Though haunted by nightmarish flashbacks and withering in the miserable conditions of Tothill prison, an infamous Victorian workhouse, Orpha perseveres, doing what she can to befriend and protect the other girls imprisoned alongside her. She doesn't speak about what happened-- no one would listen. No one would believe her.
But then a mysterious letter arrives, offering her a place at Urania cottage. This experimental home aims to rehabilitate so-called fallen women-- many of them victims of sexual abuse, suffering not only the trauma of their experiences, but the blame and loss of reputation and livelihood.
It sounds too good to be true-- but with nowhere else to go, Orpha decides to take her chance. Soon she discovers her unknown savior is none other than Charles Dickens, whose writing deals extensively with the plight of the lower class, and whose friendship and guidance offers Orpha a new way to express herself.
With the support of the other women of Urania and the promise of a real future, Orpha will have to confront the darkest parts of her past-- and let go of her secrets.
This atmospheric historical novel, full of heartbreakingly real characters whose lives are all too believable, celebrates the strength and resilience of young women throughout history. Virginia Frances' Schwartz's powerful prose, structured to echo Dickens' serialized style, illuminates an era of startling inequality and extreme poverty. Fans of Laurie Halse Anderson's Fever 1793, Margaret Atwood's Alias Grace, and Katherine Paterson's Lyddie will enjoy this riveting title.
Named to the Amelia Bloomer book List A Notable Social Studies Trade Book for Young People Nominated for the Geoffrey Bilson Award for Historical Fiction
About the Author
Virginia Frances Schwartz grew up in rural Ontario, Canada, but now lives in Queens, New York, where she taught writing in the public schools before devoting her career to her own writing.
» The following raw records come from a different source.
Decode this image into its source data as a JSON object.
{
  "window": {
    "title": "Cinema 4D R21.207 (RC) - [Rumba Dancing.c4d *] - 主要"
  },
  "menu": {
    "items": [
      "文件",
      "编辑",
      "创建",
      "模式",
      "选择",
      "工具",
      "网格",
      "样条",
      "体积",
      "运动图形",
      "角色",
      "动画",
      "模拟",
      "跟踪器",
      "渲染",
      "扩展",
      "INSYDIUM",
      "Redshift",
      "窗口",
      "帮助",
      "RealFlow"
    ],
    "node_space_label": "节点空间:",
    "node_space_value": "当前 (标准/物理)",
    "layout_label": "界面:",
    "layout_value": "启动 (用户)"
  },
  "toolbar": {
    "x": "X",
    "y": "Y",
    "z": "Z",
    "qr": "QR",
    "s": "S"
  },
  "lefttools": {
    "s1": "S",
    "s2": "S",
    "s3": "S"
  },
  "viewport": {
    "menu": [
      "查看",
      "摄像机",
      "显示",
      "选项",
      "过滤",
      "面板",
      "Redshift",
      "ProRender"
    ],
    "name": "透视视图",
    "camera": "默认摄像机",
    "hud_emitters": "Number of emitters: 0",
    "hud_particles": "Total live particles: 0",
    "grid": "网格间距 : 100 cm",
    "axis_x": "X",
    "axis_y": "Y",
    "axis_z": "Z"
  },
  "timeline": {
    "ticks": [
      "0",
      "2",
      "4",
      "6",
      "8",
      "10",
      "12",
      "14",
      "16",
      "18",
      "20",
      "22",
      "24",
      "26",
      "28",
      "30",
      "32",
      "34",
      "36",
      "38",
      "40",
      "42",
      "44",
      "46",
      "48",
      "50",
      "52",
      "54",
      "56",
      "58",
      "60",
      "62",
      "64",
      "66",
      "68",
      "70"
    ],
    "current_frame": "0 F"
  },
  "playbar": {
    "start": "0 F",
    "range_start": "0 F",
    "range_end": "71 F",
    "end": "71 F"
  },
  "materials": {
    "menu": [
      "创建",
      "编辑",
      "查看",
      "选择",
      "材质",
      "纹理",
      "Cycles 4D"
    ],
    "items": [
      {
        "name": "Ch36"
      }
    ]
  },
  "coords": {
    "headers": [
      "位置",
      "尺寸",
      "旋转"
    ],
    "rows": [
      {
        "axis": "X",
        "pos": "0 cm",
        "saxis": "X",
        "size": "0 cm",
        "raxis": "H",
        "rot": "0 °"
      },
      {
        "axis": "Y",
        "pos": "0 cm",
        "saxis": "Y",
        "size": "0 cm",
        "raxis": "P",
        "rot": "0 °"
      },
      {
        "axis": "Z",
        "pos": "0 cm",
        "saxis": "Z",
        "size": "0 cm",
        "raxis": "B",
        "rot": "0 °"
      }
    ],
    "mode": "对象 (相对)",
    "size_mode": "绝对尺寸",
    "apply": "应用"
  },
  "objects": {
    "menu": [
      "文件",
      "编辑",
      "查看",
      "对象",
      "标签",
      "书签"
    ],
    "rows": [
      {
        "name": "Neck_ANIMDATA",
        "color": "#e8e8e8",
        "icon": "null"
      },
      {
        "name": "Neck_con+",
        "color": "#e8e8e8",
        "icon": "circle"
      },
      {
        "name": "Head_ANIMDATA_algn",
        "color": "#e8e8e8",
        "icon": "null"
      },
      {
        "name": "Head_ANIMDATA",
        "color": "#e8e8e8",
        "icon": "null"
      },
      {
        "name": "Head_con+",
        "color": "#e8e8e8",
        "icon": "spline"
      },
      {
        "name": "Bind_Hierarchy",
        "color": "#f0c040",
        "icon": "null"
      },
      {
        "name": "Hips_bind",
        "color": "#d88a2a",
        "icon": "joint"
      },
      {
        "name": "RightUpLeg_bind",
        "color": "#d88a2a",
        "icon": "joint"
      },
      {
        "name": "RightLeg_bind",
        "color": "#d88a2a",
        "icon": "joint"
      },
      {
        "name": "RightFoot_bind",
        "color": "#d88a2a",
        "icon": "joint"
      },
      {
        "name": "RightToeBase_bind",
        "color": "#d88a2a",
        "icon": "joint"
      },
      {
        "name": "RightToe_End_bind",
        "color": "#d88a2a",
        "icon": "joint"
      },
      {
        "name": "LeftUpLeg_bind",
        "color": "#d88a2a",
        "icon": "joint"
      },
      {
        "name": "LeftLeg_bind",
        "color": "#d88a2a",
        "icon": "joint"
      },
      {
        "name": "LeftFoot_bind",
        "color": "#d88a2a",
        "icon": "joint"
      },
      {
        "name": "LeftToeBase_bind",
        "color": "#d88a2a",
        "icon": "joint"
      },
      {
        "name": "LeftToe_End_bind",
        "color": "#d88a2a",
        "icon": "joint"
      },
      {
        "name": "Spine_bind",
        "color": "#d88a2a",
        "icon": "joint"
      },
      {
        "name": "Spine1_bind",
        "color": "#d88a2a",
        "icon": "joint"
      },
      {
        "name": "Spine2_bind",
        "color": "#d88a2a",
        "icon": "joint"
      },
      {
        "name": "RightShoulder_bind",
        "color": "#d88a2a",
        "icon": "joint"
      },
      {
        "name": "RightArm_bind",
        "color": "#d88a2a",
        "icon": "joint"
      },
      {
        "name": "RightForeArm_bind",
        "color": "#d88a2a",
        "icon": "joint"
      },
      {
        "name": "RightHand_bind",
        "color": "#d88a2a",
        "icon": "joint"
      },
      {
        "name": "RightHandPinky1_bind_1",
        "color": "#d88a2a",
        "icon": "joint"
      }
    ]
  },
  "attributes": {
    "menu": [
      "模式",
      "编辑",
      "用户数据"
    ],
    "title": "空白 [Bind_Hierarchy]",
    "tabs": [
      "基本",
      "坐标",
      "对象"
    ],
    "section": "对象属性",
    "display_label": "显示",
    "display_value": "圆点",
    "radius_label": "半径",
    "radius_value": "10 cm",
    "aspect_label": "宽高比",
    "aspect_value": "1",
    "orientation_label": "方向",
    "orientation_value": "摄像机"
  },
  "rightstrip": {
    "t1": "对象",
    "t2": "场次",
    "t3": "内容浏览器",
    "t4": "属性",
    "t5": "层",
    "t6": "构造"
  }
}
She is best known for her novels for young adults which have been ALA Best Books for YAs, and winners of multiple Canadian awards including the Geoffrey Bilson Award for Historical Fiction, the Ontario Silver Birch Fiction Award, the Manitoba Young Readers' Choice Award, and British Columbia Red Cedar Award. Her work includes Crossing to Freedom and If I Just Had Two Wings. She teaches a creative writing course at UCLA Online.
"Any enthusiasts of the Victorian era will be delighted by the attention to historical detail in this novel. . . . In addition, the use of Victorian slang and the skillful use of figurative language provide great authenticity to the way in which Orpha and the other characters interact with one another. Despite the seriousness of the topics of sexual abuse, poverty and prostitution featured in this story, the overall message is one of hope and transformation."—Canadian Children's Book News
"[A] sophisticated, compelling and troubling work that will appeal to older teens, especially girls, and to adults who appreciate historical novels. . . . Thanks to her extensive research and skilled storytelling techniques, Virginia Frances Schwartz has depicted the plight of the Victorian poor with gritty realism. . . . older teens and adults will find it gripping."—Canadian Review of Materials
"Orpha’s narration is initially cool and detached as she observes the prison’s routines and her fellow inmates’ roles with calm resignation, but flashbacks to her sexual abuse by her uncle are panicked and visceral, belying the trauma that lies underneath her composure. . . . Like many Dickensian tales, this gives an unflinching look at the poor and destitute of the Victorian era but also paints a picture of hope in charity and compassion. An author’s note gives more historical information, and a glossary of period slang is included, as is a pointer to a source." —The Bulletin of the Center for Children's Books
"[Orpha's] struggle, colorful period detail, and the triumph of women so badly treated make for a fascinating read for those interested in women's history."—Booklist
"Written in 20 chapters to mirror the installments in which Dickens released his novels, this atmospheric story is imbued with the sights, sounds, and smells (or more accurately, odors!) of 19th-century London's rookeries, or slums. Like Dickens, author Schwartz (Crossing to Freedom, 2013, etc.) evokes the moral and political forces of the time; readers, particularly Margaret Atwood fans, will find parallels to the present. This Dickensian #MeToo novel calls out the lingering need for women's rights."—Kirkus Reviews